_Your instructions_:
Go through the listing and repeat each entry exactly, but include no pictures.
——————
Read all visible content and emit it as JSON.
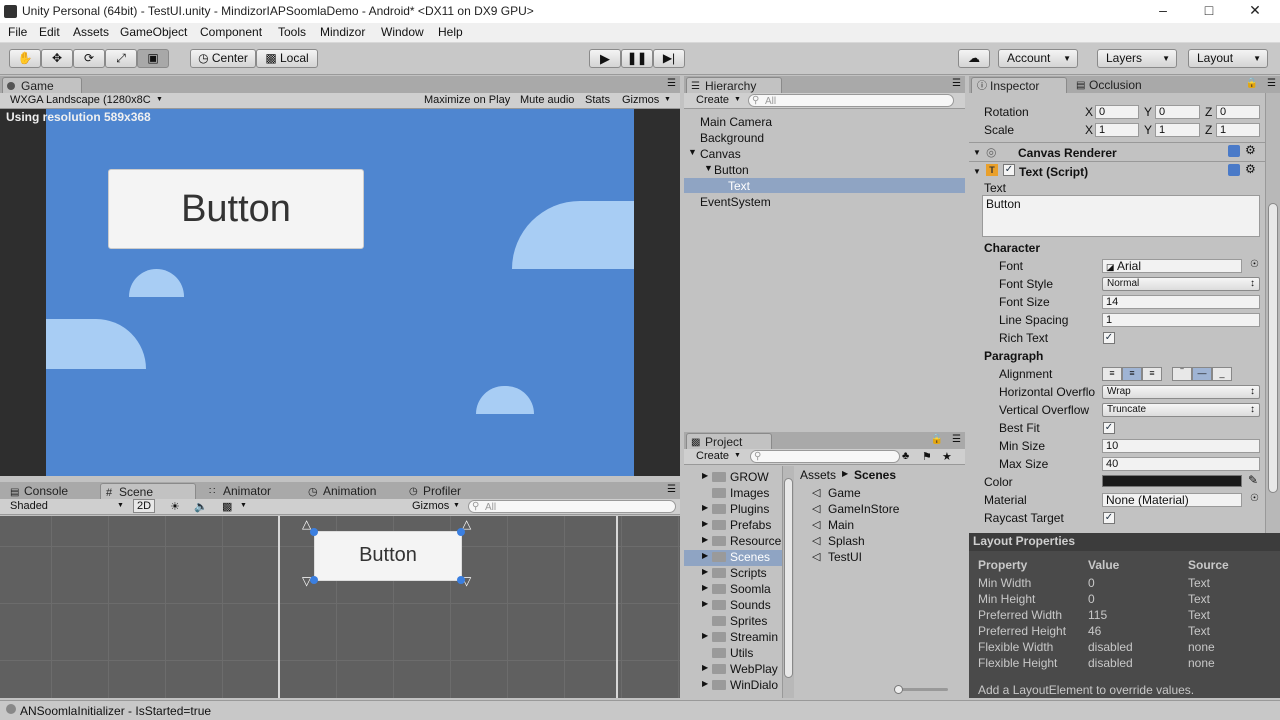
{
  "window": {
    "title": "Unity Personal (64bit) - TestUI.unity - MindizorIAPSoomlaDemo - Android* <DX11 on DX9 GPU>"
  },
  "menu": [
    "File",
    "Edit",
    "Assets",
    "GameObject",
    "Component",
    "Tools",
    "Mindizor",
    "Window",
    "Help"
  ],
  "toolbar": {
    "center": "Center",
    "local": "Local",
    "account": "Account",
    "layers": "Layers",
    "layout": "Layout"
  },
  "game": {
    "tab": "Game",
    "resolution_select": "WXGA Landscape (1280x8C",
    "maximize": "Maximize on Play",
    "mute": "Mute audio",
    "stats": "Stats",
    "gizmos": "Gizmos",
    "using_resolution": "Using resolution 589x368",
    "button_text": "Button"
  },
  "bottom_tabs": {
    "console": "Console",
    "scene": "Scene",
    "animator": "Animator",
    "animation": "Animation",
    "profiler": "Profiler"
  },
  "scene": {
    "shaded": "Shaded",
    "mode2d": "2D",
    "gizmos": "Gizmos",
    "search_placeholder": "All",
    "button_text": "Button"
  },
  "hierarchy": {
    "tab": "Hierarchy",
    "create": "Create",
    "search_placeholder": "All",
    "items": [
      "Main Camera",
      "Background",
      "Canvas",
      "Button",
      "Text",
      "EventSystem"
    ]
  },
  "project": {
    "tab": "Project",
    "create": "Create",
    "folders": [
      "GROW",
      "Images",
      "Plugins",
      "Prefabs",
      "Resources",
      "Scenes",
      "Scripts",
      "Soomla",
      "Sounds",
      "Sprites",
      "StreamingAssets",
      "Utils",
      "WebPlayerTemplates",
      "WinDialog"
    ],
    "folders_visible": [
      "GROW",
      "Images",
      "Plugins",
      "Prefabs",
      "Resource",
      "Scenes",
      "Scripts",
      "Soomla",
      "Sounds",
      "Sprites",
      "Streamin",
      "Utils",
      "WebPlay",
      "WinDialo"
    ],
    "breadcrumb_root": "Assets",
    "breadcrumb_current": "Scenes",
    "scenes": [
      "Game",
      "GameInStore",
      "Main",
      "Splash",
      "TestUI"
    ]
  },
  "inspector": {
    "tab": "Inspector",
    "tab2": "Occlusion",
    "rotation": {
      "label": "Rotation",
      "x": "0",
      "y": "0",
      "z": "0"
    },
    "scale": {
      "label": "Scale",
      "x": "1",
      "y": "1",
      "z": "1"
    },
    "canvas_renderer": "Canvas Renderer",
    "text_script": "Text (Script)",
    "text_label": "Text",
    "text_value": "Button",
    "character": "Character",
    "font": {
      "label": "Font",
      "value": "Arial"
    },
    "font_style": {
      "label": "Font Style",
      "value": "Normal"
    },
    "font_size": {
      "label": "Font Size",
      "value": "14"
    },
    "line_spacing": {
      "label": "Line Spacing",
      "value": "1"
    },
    "rich_text": {
      "label": "Rich Text",
      "checked": true
    },
    "paragraph": "Paragraph",
    "alignment": {
      "label": "Alignment"
    },
    "h_overflow": {
      "label": "Horizontal Overflo",
      "value": "Wrap"
    },
    "v_overflow": {
      "label": "Vertical Overflow",
      "value": "Truncate"
    },
    "best_fit": {
      "label": "Best Fit",
      "checked": true
    },
    "min_size": {
      "label": "Min Size",
      "value": "10"
    },
    "max_size": {
      "label": "Max Size",
      "value": "40"
    },
    "color": {
      "label": "Color",
      "value": "#1a1a1a"
    },
    "material": {
      "label": "Material",
      "value": "None (Material)"
    },
    "raycast": {
      "label": "Raycast Target",
      "checked": true
    }
  },
  "layout_props": {
    "title": "Layout Properties",
    "headers": [
      "Property",
      "Value",
      "Source"
    ],
    "rows": [
      [
        "Min Width",
        "0",
        "Text"
      ],
      [
        "Min Height",
        "0",
        "Text"
      ],
      [
        "Preferred Width",
        "115",
        "Text"
      ],
      [
        "Preferred Height",
        "46",
        "Text"
      ],
      [
        "Flexible Width",
        "disabled",
        "none"
      ],
      [
        "Flexible Height",
        "disabled",
        "none"
      ]
    ],
    "footer": "Add a LayoutElement to override values."
  },
  "status": "ANSoomlaInitializer - IsStarted=true",
  "colors": {
    "sky": "#4f86d0",
    "cloud": "#a8cdf4",
    "selection": "#8fa4c3"
  }
}
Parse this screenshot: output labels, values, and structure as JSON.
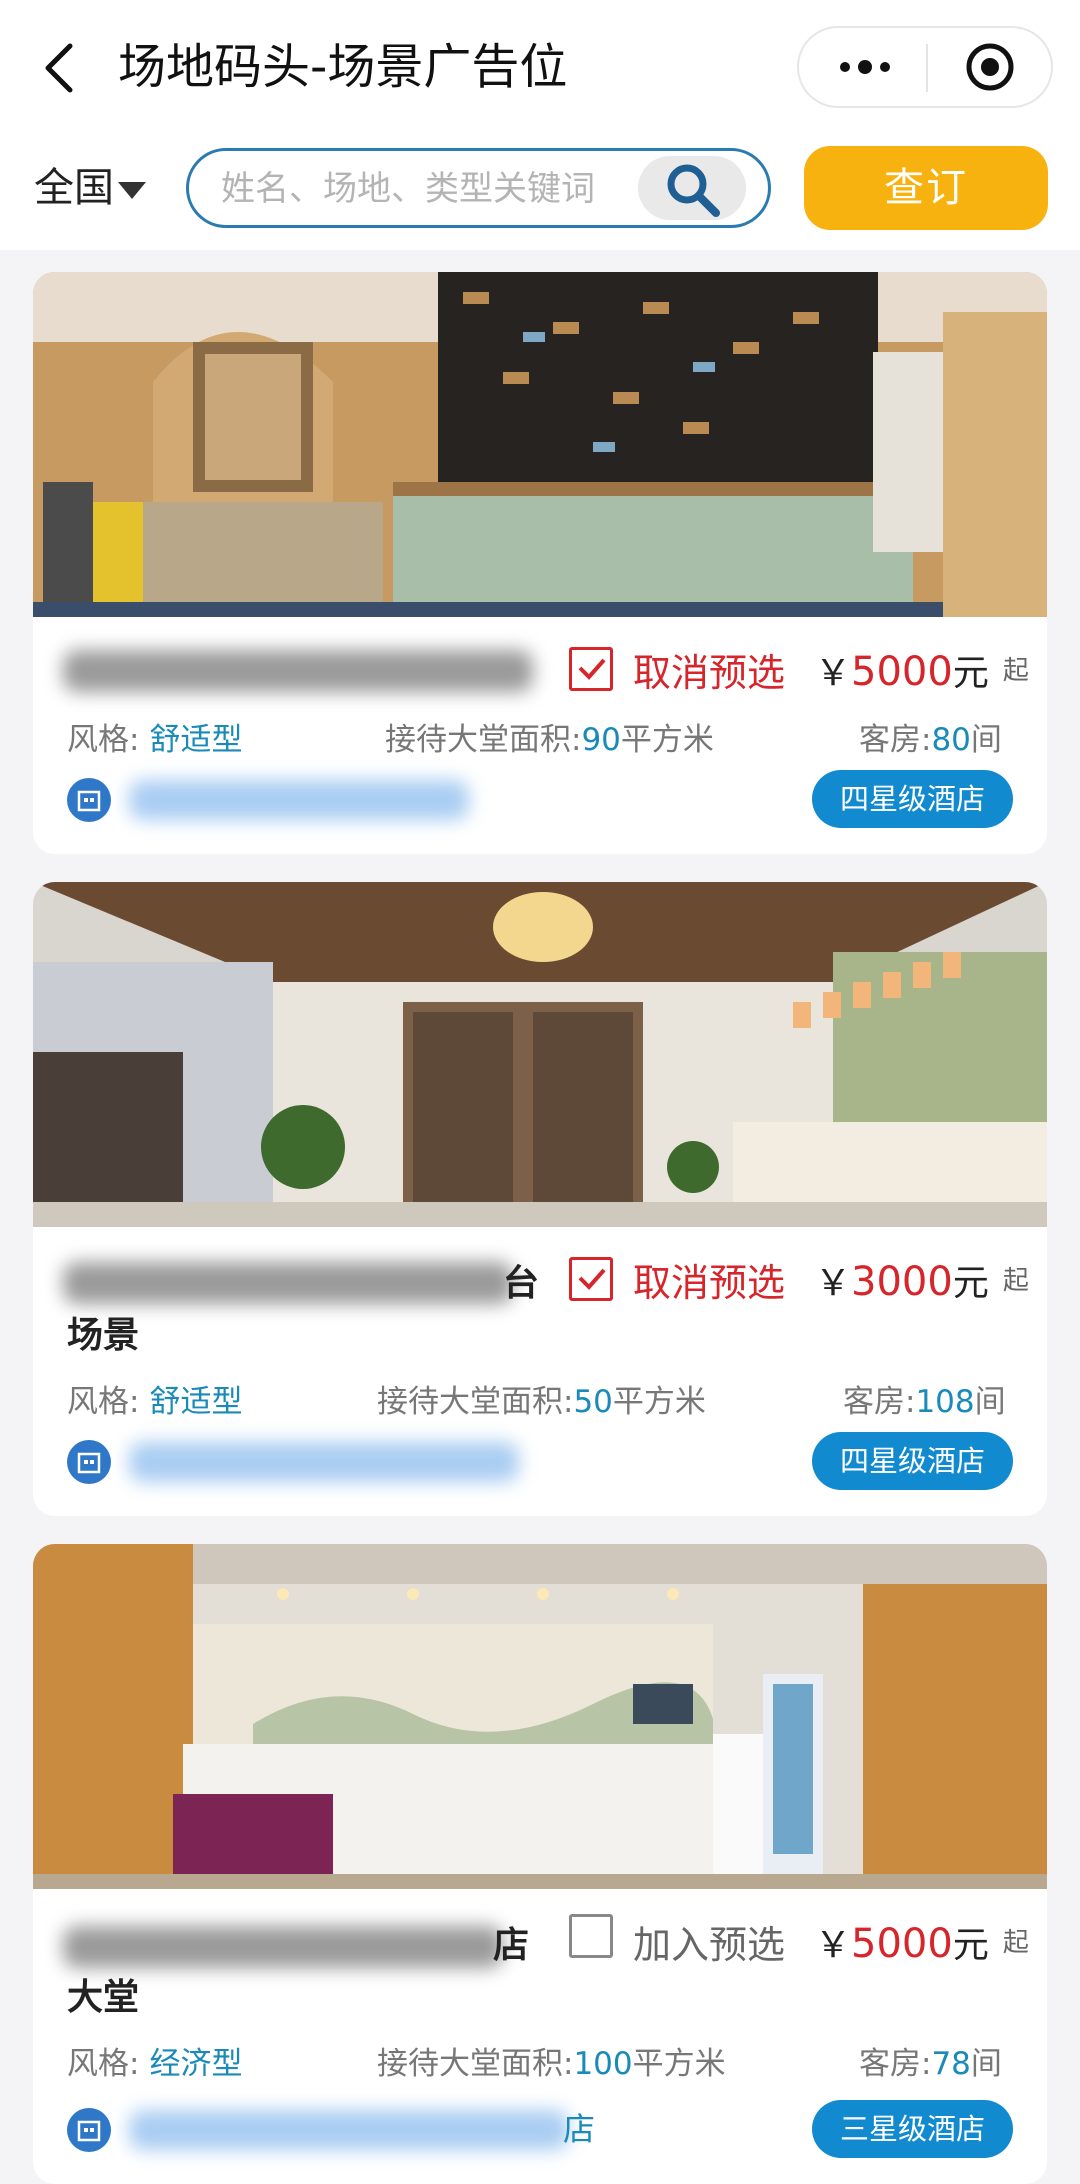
{
  "header": {
    "title": "场地码头-场景广告位",
    "region": "全国",
    "search_placeholder": "姓名、场地、类型关键词",
    "book_label": "查订"
  },
  "icons": {
    "back": "chevron-left-icon",
    "more": "more-dots-icon",
    "close": "target-close-icon",
    "search": "search-icon",
    "caret": "caret-down-icon",
    "hotel": "hotel-icon",
    "check": "checkmark-icon"
  },
  "colors": {
    "accent_blue": "#1a8ab8",
    "book_orange": "#f7b20f",
    "price_red": "#d6252b",
    "badge_blue": "#128ad0"
  },
  "venues": [
    {
      "name_tail": "",
      "name_line2": "",
      "selected": true,
      "select_label": "取消预选",
      "currency": "￥",
      "price": "5000",
      "price_unit": "元",
      "price_from": "起",
      "style_label": "风格:",
      "style_value": "舒适型",
      "lobby_label": "接待大堂面积:",
      "lobby_value": "90",
      "lobby_unit": "平方米",
      "rooms_label": "客房:",
      "rooms_value": "80",
      "rooms_unit": "间",
      "hotel_name_tail": "",
      "grade": "四星级酒店"
    },
    {
      "name_tail": "台",
      "name_line2": "场景",
      "selected": true,
      "select_label": "取消预选",
      "currency": "￥",
      "price": "3000",
      "price_unit": "元",
      "price_from": "起",
      "style_label": "风格:",
      "style_value": "舒适型",
      "lobby_label": "接待大堂面积:",
      "lobby_value": "50",
      "lobby_unit": "平方米",
      "rooms_label": "客房:",
      "rooms_value": "108",
      "rooms_unit": "间",
      "hotel_name_tail": "",
      "grade": "四星级酒店"
    },
    {
      "name_tail": "店",
      "name_line2": "大堂",
      "selected": false,
      "select_label": "加入预选",
      "currency": "￥",
      "price": "5000",
      "price_unit": "元",
      "price_from": "起",
      "style_label": "风格:",
      "style_value": "经济型",
      "lobby_label": "接待大堂面积:",
      "lobby_value": "100",
      "lobby_unit": "平方米",
      "rooms_label": "客房:",
      "rooms_value": "78",
      "rooms_unit": "间",
      "hotel_name_tail": "店",
      "grade": "三星级酒店"
    }
  ]
}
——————
_Result below_:
Read all visible content and emit it as JSON.
{
  "window": {
    "title": "Unity Personal (64bit) - TestUI.unity - MindizorIAPSoomlaDemo - Android* <DX11 on DX9 GPU>"
  },
  "menu": [
    "File",
    "Edit",
    "Assets",
    "GameObject",
    "Component",
    "Tools",
    "Mindizor",
    "Window",
    "Help"
  ],
  "toolbar": {
    "center": "Center",
    "local": "Local",
    "account": "Account",
    "layers": "Layers",
    "layout": "Layout"
  },
  "game": {
    "tab": "Game",
    "resolution_select": "WXGA Landscape (1280x8C",
    "maximize": "Maximize on Play",
    "mute": "Mute audio",
    "stats": "Stats",
    "gizmos": "Gizmos",
    "using_resolution": "Using resolution 589x368",
    "button_text": "Button"
  },
  "bottom_tabs": {
    "console": "Console",
    "scene": "Scene",
    "animator": "Animator",
    "animation": "Animation",
    "profiler": "Profiler"
  },
  "scene": {
    "shaded": "Shaded",
    "mode2d": "2D",
    "gizmos": "Gizmos",
    "search_placeholder": "All",
    "button_text": "Button"
  },
  "hierarchy": {
    "tab": "Hierarchy",
    "create": "Create",
    "search_placeholder": "All",
    "items": [
      "Main Camera",
      "Background",
      "Canvas",
      "Button",
      "Text",
      "EventSystem"
    ]
  },
  "project": {
    "tab": "Project",
    "create": "Create",
    "folders": [
      "GROW",
      "Images",
      "Plugins",
      "Prefabs",
      "Resources",
      "Scenes",
      "Scripts",
      "Soomla",
      "Sounds",
      "Sprites",
      "StreamingAssets",
      "Utils",
      "WebPlayerTemplates",
      "WinDialog"
    ],
    "folders_visible": [
      "GROW",
      "Images",
      "Plugins",
      "Prefabs",
      "Resource",
      "Scenes",
      "Scripts",
      "Soomla",
      "Sounds",
      "Sprites",
      "Streamin",
      "Utils",
      "WebPlay",
      "WinDialo"
    ],
    "breadcrumb_root": "Assets",
    "breadcrumb_current": "Scenes",
    "scenes": [
      "Game",
      "GameInStore",
      "Main",
      "Splash",
      "TestUI"
    ]
  },
  "inspector": {
    "tab": "Inspector",
    "tab2": "Occlusion",
    "rotation": {
      "label": "Rotation",
      "x": "0",
      "y": "0",
      "z": "0"
    },
    "scale": {
      "label": "Scale",
      "x": "1",
      "y": "1",
      "z": "1"
    },
    "canvas_renderer": "Canvas Renderer",
    "text_script": "Text (Script)",
    "text_label": "Text",
    "text_value": "Button",
    "character": "Character",
    "font": {
      "label": "Font",
      "value": "Arial"
    },
    "font_style": {
      "label": "Font Style",
      "value": "Normal"
    },
    "font_size": {
      "label": "Font Size",
      "value": "14"
    },
    "line_spacing": {
      "label": "Line Spacing",
      "value": "1"
    },
    "rich_text": {
      "label": "Rich Text",
      "checked": true
    },
    "paragraph": "Paragraph",
    "alignment": {
      "label": "Alignment"
    },
    "h_overflow": {
      "label": "Horizontal Overflo",
      "value": "Wrap"
    },
    "v_overflow": {
      "label": "Vertical Overflow",
      "value": "Truncate"
    },
    "best_fit": {
      "label": "Best Fit",
      "checked": true
    },
    "min_size": {
      "label": "Min Size",
      "value": "10"
    },
    "max_size": {
      "label": "Max Size",
      "value": "40"
    },
    "color": {
      "label": "Color",
      "value": "#1a1a1a"
    },
    "material": {
      "label": "Material",
      "value": "None (Material)"
    },
    "raycast": {
      "label": "Raycast Target",
      "checked": true
    }
  },
  "layout_props": {
    "title": "Layout Properties",
    "headers": [
      "Property",
      "Value",
      "Source"
    ],
    "rows": [
      [
        "Min Width",
        "0",
        "Text"
      ],
      [
        "Min Height",
        "0",
        "Text"
      ],
      [
        "Preferred Width",
        "115",
        "Text"
      ],
      [
        "Preferred Height",
        "46",
        "Text"
      ],
      [
        "Flexible Width",
        "disabled",
        "none"
      ],
      [
        "Flexible Height",
        "disabled",
        "none"
      ]
    ],
    "footer": "Add a LayoutElement to override values."
  },
  "status": "ANSoomlaInitializer - IsStarted=true",
  "colors": {
    "sky": "#4f86d0",
    "cloud": "#a8cdf4",
    "selection": "#8fa4c3"
  }
}
Parse this screenshot: output labels, values, and structure as JSON.
{
  "header": {
    "title": "场地码头-场景广告位",
    "region": "全国",
    "search_placeholder": "姓名、场地、类型关键词",
    "book_label": "查订"
  },
  "icons": {
    "back": "chevron-left-icon",
    "more": "more-dots-icon",
    "close": "target-close-icon",
    "search": "search-icon",
    "caret": "caret-down-icon",
    "hotel": "hotel-icon",
    "check": "checkmark-icon"
  },
  "colors": {
    "accent_blue": "#1a8ab8",
    "book_orange": "#f7b20f",
    "price_red": "#d6252b",
    "badge_blue": "#128ad0"
  },
  "venues": [
    {
      "name_tail": "",
      "name_line2": "",
      "selected": true,
      "select_label": "取消预选",
      "currency": "￥",
      "price": "5000",
      "price_unit": "元",
      "price_from": "起",
      "style_label": "风格:",
      "style_value": "舒适型",
      "lobby_label": "接待大堂面积:",
      "lobby_value": "90",
      "lobby_unit": "平方米",
      "rooms_label": "客房:",
      "rooms_value": "80",
      "rooms_unit": "间",
      "hotel_name_tail": "",
      "grade": "四星级酒店"
    },
    {
      "name_tail": "台",
      "name_line2": "场景",
      "selected": true,
      "select_label": "取消预选",
      "currency": "￥",
      "price": "3000",
      "price_unit": "元",
      "price_from": "起",
      "style_label": "风格:",
      "style_value": "舒适型",
      "lobby_label": "接待大堂面积:",
      "lobby_value": "50",
      "lobby_unit": "平方米",
      "rooms_label": "客房:",
      "rooms_value": "108",
      "rooms_unit": "间",
      "hotel_name_tail": "",
      "grade": "四星级酒店"
    },
    {
      "name_tail": "店",
      "name_line2": "大堂",
      "selected": false,
      "select_label": "加入预选",
      "currency": "￥",
      "price": "5000",
      "price_unit": "元",
      "price_from": "起",
      "style_label": "风格:",
      "style_value": "经济型",
      "lobby_label": "接待大堂面积:",
      "lobby_value": "100",
      "lobby_unit": "平方米",
      "rooms_label": "客房:",
      "rooms_value": "78",
      "rooms_unit": "间",
      "hotel_name_tail": "店",
      "grade": "三星级酒店"
    }
  ]
}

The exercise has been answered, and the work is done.